--- About this exercise ---
Among the records below, find the lines containing "Hamza" and state only how many there are.

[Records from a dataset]
________

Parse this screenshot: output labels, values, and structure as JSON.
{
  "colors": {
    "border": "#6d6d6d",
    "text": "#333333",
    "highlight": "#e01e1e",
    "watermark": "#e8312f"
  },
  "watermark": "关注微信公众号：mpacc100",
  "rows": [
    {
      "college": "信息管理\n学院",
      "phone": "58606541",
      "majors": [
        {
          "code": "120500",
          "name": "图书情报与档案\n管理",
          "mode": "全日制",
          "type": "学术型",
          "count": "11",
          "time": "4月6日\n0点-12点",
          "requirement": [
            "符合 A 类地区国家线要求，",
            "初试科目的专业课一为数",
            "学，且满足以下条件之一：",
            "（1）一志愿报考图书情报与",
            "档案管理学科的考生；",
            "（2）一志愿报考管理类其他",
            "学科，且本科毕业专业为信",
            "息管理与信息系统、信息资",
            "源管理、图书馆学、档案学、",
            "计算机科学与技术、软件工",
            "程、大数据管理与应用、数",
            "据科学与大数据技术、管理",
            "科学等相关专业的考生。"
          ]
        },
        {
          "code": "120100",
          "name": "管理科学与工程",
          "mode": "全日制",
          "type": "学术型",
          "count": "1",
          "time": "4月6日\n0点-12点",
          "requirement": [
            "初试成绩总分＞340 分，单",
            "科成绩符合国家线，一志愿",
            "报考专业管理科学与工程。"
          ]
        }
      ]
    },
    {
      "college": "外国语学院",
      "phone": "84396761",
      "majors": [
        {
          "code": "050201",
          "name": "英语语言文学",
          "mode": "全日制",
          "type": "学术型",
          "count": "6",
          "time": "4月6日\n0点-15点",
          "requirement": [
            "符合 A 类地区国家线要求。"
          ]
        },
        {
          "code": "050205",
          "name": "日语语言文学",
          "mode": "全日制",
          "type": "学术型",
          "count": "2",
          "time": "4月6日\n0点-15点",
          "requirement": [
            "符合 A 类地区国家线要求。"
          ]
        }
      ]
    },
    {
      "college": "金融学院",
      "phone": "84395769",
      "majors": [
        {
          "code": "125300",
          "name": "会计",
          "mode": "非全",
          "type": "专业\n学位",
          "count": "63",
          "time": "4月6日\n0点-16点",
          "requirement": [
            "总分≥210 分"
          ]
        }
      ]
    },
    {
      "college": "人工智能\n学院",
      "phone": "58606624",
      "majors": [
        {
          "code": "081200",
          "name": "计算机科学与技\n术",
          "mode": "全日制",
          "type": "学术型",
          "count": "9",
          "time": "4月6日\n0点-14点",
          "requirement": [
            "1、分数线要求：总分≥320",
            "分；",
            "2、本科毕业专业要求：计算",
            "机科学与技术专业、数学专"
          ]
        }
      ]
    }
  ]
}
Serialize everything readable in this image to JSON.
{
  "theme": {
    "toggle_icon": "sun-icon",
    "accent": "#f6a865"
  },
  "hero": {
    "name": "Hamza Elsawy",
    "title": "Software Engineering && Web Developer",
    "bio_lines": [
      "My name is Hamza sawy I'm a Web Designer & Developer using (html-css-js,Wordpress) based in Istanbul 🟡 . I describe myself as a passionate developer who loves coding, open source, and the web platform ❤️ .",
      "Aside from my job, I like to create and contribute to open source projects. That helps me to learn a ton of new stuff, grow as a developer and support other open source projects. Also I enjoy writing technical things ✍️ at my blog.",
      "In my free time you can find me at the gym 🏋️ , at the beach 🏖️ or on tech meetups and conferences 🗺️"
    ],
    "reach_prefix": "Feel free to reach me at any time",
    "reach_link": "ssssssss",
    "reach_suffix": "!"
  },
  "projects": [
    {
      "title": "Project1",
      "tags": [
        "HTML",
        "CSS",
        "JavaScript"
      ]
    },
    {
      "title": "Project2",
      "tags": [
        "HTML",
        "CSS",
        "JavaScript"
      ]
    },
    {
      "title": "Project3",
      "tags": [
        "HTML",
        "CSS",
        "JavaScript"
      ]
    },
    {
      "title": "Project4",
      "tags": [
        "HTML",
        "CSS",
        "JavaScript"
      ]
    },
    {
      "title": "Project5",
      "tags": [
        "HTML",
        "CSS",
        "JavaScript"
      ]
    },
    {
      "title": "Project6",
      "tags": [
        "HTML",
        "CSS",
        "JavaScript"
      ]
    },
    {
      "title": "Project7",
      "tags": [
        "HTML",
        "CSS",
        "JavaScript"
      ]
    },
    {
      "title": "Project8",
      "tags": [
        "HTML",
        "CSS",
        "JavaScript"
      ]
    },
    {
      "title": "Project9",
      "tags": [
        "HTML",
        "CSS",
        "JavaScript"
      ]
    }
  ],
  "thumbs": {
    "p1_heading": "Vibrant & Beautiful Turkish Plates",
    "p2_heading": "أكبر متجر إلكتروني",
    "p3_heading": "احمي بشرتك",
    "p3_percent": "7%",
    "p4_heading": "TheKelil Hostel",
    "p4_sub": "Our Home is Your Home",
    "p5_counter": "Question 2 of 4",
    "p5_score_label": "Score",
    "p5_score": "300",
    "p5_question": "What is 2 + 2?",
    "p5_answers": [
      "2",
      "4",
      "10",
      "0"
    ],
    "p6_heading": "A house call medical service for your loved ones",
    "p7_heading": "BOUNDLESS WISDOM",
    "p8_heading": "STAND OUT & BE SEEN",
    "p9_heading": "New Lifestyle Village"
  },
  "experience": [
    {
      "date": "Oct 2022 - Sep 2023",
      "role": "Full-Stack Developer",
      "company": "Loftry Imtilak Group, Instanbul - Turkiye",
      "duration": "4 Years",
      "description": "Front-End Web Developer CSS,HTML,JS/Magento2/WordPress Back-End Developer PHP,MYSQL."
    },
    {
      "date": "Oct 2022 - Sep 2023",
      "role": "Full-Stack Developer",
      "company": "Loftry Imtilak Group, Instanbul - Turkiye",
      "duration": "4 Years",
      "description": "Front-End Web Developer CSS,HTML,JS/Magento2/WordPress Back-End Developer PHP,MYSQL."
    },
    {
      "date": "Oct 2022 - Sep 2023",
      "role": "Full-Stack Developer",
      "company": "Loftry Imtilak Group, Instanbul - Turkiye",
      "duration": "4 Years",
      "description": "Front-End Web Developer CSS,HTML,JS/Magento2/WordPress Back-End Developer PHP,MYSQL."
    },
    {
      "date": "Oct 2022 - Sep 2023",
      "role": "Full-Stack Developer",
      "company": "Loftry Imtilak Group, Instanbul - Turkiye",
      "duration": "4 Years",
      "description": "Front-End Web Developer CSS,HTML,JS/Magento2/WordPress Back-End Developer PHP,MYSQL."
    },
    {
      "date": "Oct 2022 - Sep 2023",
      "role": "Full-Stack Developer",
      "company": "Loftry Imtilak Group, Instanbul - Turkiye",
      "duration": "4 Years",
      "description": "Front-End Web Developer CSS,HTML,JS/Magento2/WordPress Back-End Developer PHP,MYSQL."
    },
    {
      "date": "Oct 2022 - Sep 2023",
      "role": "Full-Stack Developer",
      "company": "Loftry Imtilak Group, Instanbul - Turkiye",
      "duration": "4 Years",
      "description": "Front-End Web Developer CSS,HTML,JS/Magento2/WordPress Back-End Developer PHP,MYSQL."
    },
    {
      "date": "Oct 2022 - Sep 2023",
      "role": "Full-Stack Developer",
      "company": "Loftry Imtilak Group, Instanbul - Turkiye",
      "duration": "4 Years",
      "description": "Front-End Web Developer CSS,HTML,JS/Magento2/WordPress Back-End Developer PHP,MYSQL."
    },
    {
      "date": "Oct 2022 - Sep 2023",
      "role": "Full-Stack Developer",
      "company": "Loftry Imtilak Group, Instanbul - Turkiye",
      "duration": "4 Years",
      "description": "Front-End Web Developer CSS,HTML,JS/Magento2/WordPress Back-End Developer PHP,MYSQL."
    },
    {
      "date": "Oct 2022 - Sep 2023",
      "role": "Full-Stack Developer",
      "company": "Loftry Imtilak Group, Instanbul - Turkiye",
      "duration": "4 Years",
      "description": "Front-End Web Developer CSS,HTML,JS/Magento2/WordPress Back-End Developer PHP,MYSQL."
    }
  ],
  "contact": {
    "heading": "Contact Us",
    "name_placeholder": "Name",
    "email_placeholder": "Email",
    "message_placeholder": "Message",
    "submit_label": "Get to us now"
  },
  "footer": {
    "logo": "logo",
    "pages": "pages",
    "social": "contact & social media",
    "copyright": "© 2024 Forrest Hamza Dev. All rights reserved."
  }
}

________

--- Result below ---
3